[0238] Advantages of certain embodiments of chain saws disclosed herein over prior art oscillating sagittal saws include the ability to operate the cutting teeth continuously without reversing direction as well as the ability to operate the cutting teeth in a linear direction across the surface to be cut. Prior art bone cutting sagittal saws typically oscillate around a pivot axis through a small angle, such that the cutting surface of the saw moves back and forth against the bone as well as in an arc against the bone. By contrast, with embodiments of chain saws as disclosed herein, the links can be moved continuously around the saw bar without reversing direction and can move in a linear direction along the longitudinal sides of the saw bar.
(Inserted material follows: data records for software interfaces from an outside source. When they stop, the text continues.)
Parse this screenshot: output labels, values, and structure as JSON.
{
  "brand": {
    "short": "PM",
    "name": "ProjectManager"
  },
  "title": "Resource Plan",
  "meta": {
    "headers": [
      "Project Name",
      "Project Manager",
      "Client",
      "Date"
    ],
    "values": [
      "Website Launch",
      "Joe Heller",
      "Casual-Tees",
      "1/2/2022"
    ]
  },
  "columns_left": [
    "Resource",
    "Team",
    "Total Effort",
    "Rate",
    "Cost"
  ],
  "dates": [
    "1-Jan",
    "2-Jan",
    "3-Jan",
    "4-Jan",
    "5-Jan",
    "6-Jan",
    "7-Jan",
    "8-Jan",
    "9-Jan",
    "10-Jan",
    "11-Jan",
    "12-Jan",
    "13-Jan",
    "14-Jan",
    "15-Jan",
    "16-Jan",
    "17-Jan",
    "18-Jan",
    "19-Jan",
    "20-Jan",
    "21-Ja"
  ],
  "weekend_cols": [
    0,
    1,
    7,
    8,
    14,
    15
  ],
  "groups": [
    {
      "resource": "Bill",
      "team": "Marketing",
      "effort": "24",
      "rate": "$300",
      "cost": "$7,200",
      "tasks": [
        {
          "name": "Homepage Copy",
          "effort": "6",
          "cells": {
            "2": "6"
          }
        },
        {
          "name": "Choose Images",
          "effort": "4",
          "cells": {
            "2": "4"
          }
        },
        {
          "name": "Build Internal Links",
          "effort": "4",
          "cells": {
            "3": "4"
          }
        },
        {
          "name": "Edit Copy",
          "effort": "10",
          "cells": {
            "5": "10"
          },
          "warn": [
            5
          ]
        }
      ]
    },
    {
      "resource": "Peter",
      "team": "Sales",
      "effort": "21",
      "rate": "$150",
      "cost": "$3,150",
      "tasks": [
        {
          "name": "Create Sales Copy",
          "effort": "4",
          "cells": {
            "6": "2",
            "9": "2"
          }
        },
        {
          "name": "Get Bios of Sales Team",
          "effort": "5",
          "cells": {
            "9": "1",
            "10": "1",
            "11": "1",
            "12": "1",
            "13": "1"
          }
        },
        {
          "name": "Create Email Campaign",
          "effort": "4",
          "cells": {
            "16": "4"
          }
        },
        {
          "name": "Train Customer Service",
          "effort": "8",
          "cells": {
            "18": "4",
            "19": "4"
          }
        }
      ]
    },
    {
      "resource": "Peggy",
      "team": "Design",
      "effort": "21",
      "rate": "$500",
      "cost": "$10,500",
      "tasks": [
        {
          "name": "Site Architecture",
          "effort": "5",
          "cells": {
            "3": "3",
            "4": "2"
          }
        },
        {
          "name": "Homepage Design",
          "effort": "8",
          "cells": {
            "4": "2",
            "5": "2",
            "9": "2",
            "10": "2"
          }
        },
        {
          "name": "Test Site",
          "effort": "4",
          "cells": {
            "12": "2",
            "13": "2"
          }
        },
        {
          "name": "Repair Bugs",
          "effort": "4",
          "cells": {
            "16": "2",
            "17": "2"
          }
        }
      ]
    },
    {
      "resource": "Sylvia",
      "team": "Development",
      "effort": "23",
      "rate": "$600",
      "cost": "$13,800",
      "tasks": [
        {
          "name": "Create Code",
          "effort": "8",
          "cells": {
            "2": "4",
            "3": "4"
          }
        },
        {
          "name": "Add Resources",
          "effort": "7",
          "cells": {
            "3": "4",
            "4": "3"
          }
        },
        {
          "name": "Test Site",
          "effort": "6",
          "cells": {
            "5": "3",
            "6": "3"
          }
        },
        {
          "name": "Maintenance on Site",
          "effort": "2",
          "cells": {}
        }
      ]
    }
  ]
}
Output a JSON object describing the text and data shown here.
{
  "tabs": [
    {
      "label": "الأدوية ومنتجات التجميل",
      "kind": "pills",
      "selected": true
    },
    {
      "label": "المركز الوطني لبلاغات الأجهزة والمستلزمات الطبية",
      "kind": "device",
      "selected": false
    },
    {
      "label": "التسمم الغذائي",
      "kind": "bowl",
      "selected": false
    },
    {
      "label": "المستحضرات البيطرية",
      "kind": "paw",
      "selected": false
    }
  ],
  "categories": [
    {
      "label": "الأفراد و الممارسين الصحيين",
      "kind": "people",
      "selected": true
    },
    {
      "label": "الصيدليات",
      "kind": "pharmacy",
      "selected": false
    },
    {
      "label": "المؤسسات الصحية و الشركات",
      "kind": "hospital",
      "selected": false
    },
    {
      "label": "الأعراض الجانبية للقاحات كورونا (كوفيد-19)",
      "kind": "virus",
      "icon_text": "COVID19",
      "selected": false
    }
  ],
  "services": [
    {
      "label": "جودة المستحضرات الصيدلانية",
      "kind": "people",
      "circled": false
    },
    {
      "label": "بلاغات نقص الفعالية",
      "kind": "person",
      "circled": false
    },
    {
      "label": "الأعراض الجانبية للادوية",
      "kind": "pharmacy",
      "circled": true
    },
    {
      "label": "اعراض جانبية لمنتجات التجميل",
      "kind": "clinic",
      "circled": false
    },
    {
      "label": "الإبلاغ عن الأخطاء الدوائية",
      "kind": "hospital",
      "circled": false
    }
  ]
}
For example, with plunge or other cuts, the chain can be operated in a continuous direction around the saw bar without reciprocating, presenting continuous non reciprocating cutting motion on the longitudinal sides and distal end of the saw bar. In addition, when a longitudinal side of the chain saw is presented against the surface to be cut, the links and their cutting teeth can be operated in a continuous linear direction across the surface being cut. When the cutting elements have cutting edges that facilitate slicing the bone or other tissue, such as the pyramid- shaped teeth described above, the chain saw enables a continuous slicing action through the bone or other tissue. The ability to combine continuous cutting action without reversing direction and/or in a linear direction with cutting teeth having shapes as described herein to achieve a continuous slicing action as the primary cutting method provides unique advantages compared to prior art saws.

[0239] A further advantage to certain embodiments of chain saws disclosed herein is the ability to operate the chain saws at low operating speeds. In certain embodiments, the chain saw can be run at low speed while still creating a bite or edge or footing in bone, even on a slanted or irregular surface. This is a significant advantage over current sagittal saws, which in virtually all cases must be run at high speed to begin the cut.

[0240] A further advantage to certain embodiments of chain saws disclosed herein is the miniaturization that is achievable with the disclosed designs, facilitating utility in certain surgical applications. The designs of the saw bars and links result in chain saws that can be made at sufficiently small sizes to operate safely, reliably, and effectively.

[0241] Many variations of the above-described embodiments are possible while still retaining one or more features of the invention. For example, links in a single chain may take different shapes. For example, a first type of link may have hooks on both ends, a second type of link may have recesses on both ends, and the first type of links may alternate with the second type of links in the chain.

Components of the chain saw, including the links and saw bar, may be made of any suitable materials, including metal (e.g., stainless steel), plastic, composite, ceramic, carbon, or carbon fiber materials. Some of these materials, e.g., biocompatible ceramics, can lead to reduced debris as well as reduced heat and can minimize galling.

[0242] Inventions as disclosed herein may be practiced together or separately.

For example, a chain saw with links have cutting teeth with features as disclosed herein, such as the pyramidal shape and/or arrangement in rows along lateral sides, may be used with different saw bars, such as a saw bar with a channel or a gutter as in FIG. 1 IB and without a rail as in FIGS. 5A-5C. As another example, a saw bar with a rail as in FIGS. 5A-5C may be used with links having grooves as disclosed herein but with different cutting teeth than those disclosed herein.

[0243] Persons of ordinary skill in the art will appreciate that the embodiments encompassed by the disclosure are not limited to the particular example embodiments described above. While illustrative embodiments have been shown and described, a wide range of modification, change, and substitution is contemplated in the foregoing disclosure. It is understood that such variations may be made to the foregoing without departing from the scope of the disclosure. Accordingly, it is appropriate that the appended claims be construed broadly and in a manner consistent with the disclosure.